Action item
Print each of the records below, leaving every word as it is.

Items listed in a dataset
--- START ---

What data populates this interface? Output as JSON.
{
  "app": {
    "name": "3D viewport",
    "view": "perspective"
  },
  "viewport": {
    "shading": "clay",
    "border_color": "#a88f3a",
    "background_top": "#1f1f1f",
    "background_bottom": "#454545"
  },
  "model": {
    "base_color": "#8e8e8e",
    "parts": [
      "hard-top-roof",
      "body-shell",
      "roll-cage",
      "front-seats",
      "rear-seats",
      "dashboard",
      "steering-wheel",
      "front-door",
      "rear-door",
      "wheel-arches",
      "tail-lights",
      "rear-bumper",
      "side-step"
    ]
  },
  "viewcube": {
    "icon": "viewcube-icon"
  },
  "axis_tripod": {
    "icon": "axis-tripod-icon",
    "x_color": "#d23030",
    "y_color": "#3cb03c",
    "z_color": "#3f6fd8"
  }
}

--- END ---

Response to this task
What data populates this interface? Output as JSON.
{
  "app": {
    "name": "3D viewport",
    "view": "perspective"
  },
  "viewport": {
    "shading": "clay",
    "border_color": "#a88f3a",
    "background_top": "#1f1f1f",
    "background_bottom": "#454545"
  },
  "model": {
    "base_color": "#8e8e8e",
    "parts": [
      "hard-top-roof",
      "body-shell",
      "roll-cage",
      "front-seats",
      "rear-seats",
      "dashboard",
      "steering-wheel",
      "front-door",
      "rear-door",
      "wheel-arches",
      "tail-lights",
      "rear-bumper",
      "side-step"
    ]
  },
  "viewcube": {
    "icon": "viewcube-icon"
  },
  "axis_tripod": {
    "icon": "axis-tripod-icon",
    "x_color": "#d23030",
    "y_color": "#3cb03c",
    "z_color": "#3f6fd8"
  }
}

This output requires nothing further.